Mohammed Rafique’s dying mother wanted to hear from her son in Myanmar one last time. But Rafique couldn’t grant her this last wish.
He climbed hilltops and hiked across Bangladesh’s vast refugee camps, trying to catch a phone signal to reach his brother – with no success.
Since September, Bangladesh’s government has banned the sale of mobile phone SIM cards to refugees, and ordered telecom companies to impose severe restrictions on internet and phone connections.
The mobile internet service in the camp has been squeezed to nearly zero – except for an infrequent, low-speed connection that cuts in and out when available at all. Even phone lines have grown patchy.
The restrictions have made it difficult for aid staff and government officials working in the camps to coordinate. But hardest hit are the refugees, who say the phone ban is part of a government crackdown that has severed their only link to the outside world.
For Rohingya like Rafique, staying in touch with loved ones – both within the camps as well as abroad – has become nearly impossible.
“Sometimes, you can barely say ‘salaam alaikum’ before the call drops again,” he said, a desperate grimace lining his face.
It’s especially hard to reach family still in Rakhine, where Myanmar’s government has also imposed an internet blackout across nearly half the state – including Rafique’s former home in Buthidaung, a northern township.
“I don’t know how my brother is, and he doesn’t know how I am.”
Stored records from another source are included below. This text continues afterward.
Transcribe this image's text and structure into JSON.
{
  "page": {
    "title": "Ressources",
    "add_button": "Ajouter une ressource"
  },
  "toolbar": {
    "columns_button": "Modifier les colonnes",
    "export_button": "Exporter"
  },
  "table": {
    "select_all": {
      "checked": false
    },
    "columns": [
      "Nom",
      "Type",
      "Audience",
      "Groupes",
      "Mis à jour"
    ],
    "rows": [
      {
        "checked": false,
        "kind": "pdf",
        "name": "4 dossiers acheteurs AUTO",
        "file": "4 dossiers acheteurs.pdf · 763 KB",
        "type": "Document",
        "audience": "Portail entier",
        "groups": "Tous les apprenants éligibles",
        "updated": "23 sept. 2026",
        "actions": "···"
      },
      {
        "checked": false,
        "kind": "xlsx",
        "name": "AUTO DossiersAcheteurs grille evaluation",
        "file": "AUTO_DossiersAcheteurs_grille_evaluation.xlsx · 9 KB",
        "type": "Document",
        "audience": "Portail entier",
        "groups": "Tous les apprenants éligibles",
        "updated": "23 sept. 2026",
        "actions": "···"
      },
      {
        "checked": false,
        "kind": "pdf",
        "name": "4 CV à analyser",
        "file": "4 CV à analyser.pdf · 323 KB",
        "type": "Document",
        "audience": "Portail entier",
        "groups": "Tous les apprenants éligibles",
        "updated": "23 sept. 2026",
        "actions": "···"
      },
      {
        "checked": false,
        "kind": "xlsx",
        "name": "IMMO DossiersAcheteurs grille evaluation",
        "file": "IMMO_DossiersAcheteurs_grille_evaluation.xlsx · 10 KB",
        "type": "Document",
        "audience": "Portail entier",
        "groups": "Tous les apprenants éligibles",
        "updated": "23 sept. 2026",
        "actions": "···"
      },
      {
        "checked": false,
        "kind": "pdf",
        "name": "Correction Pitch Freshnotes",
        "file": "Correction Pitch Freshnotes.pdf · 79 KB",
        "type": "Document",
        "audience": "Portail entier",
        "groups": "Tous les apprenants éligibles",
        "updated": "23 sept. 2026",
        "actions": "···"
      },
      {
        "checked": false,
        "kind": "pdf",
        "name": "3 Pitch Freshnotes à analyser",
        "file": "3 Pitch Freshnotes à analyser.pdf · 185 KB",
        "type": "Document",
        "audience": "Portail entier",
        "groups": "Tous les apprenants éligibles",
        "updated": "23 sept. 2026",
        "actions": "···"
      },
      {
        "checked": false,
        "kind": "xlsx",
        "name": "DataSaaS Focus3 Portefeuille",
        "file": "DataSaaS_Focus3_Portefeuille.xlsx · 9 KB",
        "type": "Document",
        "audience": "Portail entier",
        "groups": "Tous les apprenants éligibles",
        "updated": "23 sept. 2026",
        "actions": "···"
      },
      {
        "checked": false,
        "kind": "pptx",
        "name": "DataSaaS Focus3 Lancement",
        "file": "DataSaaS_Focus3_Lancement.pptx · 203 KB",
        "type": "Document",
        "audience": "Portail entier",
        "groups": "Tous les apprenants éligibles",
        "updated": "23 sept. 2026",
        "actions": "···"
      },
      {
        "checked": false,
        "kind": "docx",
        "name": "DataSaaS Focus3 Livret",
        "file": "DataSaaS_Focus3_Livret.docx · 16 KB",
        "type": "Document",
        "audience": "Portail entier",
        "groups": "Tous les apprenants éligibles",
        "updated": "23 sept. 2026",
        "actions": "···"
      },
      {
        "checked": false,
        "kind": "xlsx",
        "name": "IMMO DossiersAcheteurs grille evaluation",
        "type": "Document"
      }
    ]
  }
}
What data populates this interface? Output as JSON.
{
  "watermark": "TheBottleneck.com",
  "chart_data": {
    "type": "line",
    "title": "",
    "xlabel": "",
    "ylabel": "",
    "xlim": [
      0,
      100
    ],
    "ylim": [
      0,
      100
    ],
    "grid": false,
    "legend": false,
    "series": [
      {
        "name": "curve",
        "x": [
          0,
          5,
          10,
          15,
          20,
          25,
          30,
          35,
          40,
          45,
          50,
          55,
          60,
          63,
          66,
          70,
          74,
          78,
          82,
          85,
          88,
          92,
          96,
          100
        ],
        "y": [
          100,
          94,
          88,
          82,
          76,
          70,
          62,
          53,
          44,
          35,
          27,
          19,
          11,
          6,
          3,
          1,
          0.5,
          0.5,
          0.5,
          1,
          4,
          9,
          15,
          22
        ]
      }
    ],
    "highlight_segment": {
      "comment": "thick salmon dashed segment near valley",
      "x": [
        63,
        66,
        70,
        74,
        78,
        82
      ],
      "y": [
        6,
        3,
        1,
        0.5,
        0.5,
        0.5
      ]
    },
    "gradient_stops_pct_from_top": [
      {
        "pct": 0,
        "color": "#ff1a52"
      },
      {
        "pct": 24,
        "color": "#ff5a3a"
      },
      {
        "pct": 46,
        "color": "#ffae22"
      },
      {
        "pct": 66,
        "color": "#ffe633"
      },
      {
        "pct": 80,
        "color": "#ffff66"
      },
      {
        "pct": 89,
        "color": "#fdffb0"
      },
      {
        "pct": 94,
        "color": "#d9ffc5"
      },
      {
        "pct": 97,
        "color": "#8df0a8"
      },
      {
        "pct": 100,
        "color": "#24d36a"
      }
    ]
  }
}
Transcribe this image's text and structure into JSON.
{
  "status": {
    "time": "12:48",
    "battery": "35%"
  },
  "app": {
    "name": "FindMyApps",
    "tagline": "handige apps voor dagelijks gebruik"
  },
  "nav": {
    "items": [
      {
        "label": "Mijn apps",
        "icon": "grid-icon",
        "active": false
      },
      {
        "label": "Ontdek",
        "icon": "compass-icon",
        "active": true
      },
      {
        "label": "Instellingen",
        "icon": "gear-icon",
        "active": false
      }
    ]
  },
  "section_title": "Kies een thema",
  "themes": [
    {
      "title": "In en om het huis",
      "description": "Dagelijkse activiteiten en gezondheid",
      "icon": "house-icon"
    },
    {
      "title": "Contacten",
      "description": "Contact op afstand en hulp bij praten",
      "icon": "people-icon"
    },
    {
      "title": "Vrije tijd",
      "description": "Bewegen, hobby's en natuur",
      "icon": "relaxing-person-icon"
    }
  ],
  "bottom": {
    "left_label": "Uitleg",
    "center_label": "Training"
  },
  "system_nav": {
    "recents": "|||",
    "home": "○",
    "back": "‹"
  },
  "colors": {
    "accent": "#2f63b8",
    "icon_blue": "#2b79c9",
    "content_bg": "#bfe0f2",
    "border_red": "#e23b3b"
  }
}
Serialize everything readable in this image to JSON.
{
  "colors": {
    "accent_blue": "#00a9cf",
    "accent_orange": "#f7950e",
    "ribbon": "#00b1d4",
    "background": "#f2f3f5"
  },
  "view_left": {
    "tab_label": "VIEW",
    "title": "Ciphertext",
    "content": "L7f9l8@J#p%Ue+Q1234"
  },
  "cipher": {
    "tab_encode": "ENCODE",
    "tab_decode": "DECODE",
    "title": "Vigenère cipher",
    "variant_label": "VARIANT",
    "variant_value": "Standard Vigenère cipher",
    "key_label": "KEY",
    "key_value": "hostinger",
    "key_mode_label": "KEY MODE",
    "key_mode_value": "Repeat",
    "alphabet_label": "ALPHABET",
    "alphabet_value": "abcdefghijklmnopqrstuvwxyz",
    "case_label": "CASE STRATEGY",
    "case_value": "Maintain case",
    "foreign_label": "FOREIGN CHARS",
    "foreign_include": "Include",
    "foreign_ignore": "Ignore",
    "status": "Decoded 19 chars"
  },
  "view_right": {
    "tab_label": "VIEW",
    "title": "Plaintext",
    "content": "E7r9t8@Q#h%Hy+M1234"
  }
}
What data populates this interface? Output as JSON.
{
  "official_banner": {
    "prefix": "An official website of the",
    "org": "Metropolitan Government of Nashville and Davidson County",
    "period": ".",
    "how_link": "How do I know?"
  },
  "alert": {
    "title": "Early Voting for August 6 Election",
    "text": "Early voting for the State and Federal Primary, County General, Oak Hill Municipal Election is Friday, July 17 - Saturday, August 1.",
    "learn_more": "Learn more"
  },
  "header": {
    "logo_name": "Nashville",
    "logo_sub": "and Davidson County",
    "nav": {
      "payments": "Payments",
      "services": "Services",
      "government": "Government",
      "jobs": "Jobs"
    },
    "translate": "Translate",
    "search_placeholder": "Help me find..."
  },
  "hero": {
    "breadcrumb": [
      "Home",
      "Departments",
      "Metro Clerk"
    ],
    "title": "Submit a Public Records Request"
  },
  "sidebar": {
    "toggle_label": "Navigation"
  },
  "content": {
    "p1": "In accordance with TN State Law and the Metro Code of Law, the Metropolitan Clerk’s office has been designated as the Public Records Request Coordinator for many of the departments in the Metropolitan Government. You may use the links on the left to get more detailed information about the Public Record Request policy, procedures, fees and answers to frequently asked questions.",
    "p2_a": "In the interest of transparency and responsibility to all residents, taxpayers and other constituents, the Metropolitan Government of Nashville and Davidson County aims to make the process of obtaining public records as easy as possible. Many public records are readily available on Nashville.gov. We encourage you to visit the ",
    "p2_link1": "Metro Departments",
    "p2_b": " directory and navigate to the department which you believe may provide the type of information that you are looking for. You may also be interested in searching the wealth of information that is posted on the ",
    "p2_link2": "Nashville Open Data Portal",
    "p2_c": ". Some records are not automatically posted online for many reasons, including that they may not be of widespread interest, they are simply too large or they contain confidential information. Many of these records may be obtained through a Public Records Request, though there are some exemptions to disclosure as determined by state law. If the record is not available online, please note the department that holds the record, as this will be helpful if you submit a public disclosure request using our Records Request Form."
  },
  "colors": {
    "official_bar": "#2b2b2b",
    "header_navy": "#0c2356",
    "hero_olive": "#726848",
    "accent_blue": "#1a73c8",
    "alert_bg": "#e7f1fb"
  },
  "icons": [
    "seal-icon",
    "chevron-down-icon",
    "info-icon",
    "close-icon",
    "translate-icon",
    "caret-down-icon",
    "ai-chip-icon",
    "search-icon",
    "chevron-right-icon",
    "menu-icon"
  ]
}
He and his brother haven’t spoken in weeks. He relied on a friend in the nearby town of Cox’s Bazar – officially off limits to refugees – to relay news of their mother’s death in January.